I must say “Hats Off” to my big brother for taking us to the airport yesterday for our flight to Paris (I’m just not totally sure that he would take his hat off though). We flew Norwegian Air and although it was almost a 9 hour flight it was a very good one.
It took longer than we expected to locate the Avis Rental Car at Charles DeGaulle Airport but once we got our car – a Twingo – it was easy driving to our Airbnb in Bayeux, Normandy, France. All along the drive we saw these beautiful fields of yellow. We learned that the fields were “rapeseed” and it is used to make canola oil.
Once we arrived in Bayeux I was awestruck. Rick Steves had suggested a stay in Bayeux as the starting point for a visit to see the D Day Beaches. Bayeux is a picturesque town with cobbled streets, half-timbered houses and the towering, Norman-Gothic Cathédrale Notre-Dame.
We checked into our Airbnb, had a nice dinner, and after a very long flight and drive from Paris to Bayeux we would finally got some much needed sleep. The next morning our host Corinne had breakfast waiting on us before we would head out for our full day tour of the D Day Beaches.
Our first stop on the tour was the German Cemetery. The monument in the center is of a grieving Mother and Father because before they were German Soldiers they were men.
Our next stop was Sainte-Mère-Église. This is the town where the Airborne Divisions landed the night before the Soldiers would take the beaches. It just so happened that as the paratroopers were landing a building in the town had caught on fire. The people were all outside trying to extinguish the fire and the church bells were ringing. Private John Steele was an American paratrooper who landed on the pinnacle of the Church Tower and because of the ringing bells he lost his hearing.
Two of the windows in the church honored the Airborne Division.
There was an AirBorne Museum here which we enjoyed.
Next we were off to the Utah Beach. Here is a map of the actual D Day Attacks. We would visit Utah, Omaha and Pointe du Hoc, the American Landings. Gold, Juno, and Sword were the Beaches where the Allies would land.
Before going to Utah we stopped for lunch. Here is our small group – all Americans – from Texas, Maryland, and Iowa. Our tour guide Kate is wearing Red White and Blue!
At Utah Beach there was a replica of the Higins Landing craft, the Boat that won WW2 and a statue of Andrew Higgins.
These handprints are those of surviving soldiers when they returned to Utah Beach at the 70th anniversary of D Day – June 6, 1944.

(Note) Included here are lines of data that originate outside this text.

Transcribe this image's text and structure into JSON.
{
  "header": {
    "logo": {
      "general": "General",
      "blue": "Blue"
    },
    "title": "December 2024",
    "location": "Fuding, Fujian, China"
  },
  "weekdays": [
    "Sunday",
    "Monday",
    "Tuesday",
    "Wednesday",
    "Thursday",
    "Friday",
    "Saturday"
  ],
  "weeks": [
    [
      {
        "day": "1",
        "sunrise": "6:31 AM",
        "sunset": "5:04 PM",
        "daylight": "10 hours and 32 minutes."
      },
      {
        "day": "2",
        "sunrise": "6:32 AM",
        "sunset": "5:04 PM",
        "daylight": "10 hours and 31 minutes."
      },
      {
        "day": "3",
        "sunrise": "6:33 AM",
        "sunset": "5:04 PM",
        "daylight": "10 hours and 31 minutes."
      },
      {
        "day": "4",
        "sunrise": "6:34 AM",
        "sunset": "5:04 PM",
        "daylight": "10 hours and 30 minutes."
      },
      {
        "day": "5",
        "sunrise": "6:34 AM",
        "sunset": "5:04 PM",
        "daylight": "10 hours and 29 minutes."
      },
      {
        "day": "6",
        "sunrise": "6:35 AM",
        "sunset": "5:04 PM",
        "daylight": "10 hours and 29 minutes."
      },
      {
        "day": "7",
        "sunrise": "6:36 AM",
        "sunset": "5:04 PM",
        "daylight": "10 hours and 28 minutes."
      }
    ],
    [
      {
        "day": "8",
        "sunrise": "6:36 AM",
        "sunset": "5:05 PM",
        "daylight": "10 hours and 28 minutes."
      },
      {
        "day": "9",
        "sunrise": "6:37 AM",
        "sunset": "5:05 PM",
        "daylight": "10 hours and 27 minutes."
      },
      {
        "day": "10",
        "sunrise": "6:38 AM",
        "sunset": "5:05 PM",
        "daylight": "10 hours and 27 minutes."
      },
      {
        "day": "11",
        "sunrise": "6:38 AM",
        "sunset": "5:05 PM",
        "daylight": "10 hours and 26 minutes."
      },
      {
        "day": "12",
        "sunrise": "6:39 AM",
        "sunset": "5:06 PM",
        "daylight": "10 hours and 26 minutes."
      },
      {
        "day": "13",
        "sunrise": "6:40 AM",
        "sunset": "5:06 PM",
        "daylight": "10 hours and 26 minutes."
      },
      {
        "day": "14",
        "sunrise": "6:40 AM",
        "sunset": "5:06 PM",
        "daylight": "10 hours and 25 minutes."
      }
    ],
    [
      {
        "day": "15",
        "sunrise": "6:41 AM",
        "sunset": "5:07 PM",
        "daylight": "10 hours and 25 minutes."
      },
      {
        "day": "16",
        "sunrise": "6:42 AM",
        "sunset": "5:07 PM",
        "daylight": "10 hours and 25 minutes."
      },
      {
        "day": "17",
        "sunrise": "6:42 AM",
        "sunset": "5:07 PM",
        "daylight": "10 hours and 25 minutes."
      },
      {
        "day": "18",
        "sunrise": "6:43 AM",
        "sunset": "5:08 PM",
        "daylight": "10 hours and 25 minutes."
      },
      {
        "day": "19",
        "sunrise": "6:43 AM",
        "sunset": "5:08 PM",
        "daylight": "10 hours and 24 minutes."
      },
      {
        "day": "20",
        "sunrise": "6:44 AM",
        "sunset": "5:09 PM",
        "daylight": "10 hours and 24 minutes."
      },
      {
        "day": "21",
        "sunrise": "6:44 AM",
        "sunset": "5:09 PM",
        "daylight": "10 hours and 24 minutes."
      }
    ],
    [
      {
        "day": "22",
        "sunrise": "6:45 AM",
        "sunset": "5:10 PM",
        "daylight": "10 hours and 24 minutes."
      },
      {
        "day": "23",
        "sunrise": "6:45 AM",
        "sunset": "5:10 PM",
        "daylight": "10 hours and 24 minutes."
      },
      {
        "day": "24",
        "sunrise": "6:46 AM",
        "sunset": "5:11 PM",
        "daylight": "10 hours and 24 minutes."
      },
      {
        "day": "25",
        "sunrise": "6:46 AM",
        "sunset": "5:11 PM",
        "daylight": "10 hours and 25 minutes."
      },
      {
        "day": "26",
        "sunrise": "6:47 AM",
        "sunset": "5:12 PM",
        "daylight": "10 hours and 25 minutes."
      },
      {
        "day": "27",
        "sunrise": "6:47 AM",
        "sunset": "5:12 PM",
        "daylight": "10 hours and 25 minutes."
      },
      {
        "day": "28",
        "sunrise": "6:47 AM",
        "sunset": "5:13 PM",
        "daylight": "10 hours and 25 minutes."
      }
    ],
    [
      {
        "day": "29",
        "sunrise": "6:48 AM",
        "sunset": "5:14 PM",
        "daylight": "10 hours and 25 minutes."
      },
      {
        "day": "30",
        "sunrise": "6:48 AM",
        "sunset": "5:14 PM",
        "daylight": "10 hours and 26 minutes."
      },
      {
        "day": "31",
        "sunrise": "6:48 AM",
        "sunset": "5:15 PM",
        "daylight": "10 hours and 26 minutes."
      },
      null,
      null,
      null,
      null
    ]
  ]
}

Our next stop was Pointe Du Hoc. It is halfway between Omaha Beach and Utah Beach and it dominates the sea from its vertical cliff. The Germans had six 150 MM guns on this strategic point to prevent a landing by armed forces here. They were so long rage they would have been able to gun down any ships or soldiers approaching both Omaha and Utah Beaches. The Rangers were the first to land here at Pointe du Hoc and they had to climb the cliffs to get to the top to overtake the Germans. However, when they got to the top they realized the guns had been moved. The Allied forces had been bombing this area for months before D Day. Some of the pictures will show the craters made by the bombs. It is important to note that the Rangers did eventually find the guns further inland and they did destroy them.
The monument at Pointe Du Hoc is of a bayonet used by the soldiers to climb the cliffs.
We also visited Omaha Beach, the bloodiest of all the beaches. There was no natural coverage for the soldiers and there were bunkers housing German 88MM guns Here in my pictures you can see one of the actual guns and Omaha Beach.
Our last stop on the tour was the American Cemetery overlooking Omaha Beach. We arrived at 5:00PM and were honored to see the flag taken down and to hear taps played.
Notice the one marker is the Star of David for the Jewish people who lost their lives here.
The one thing we noticed here in Norther France is that the French people are very appreciative of the Americans who lost their lives to give freedom to them.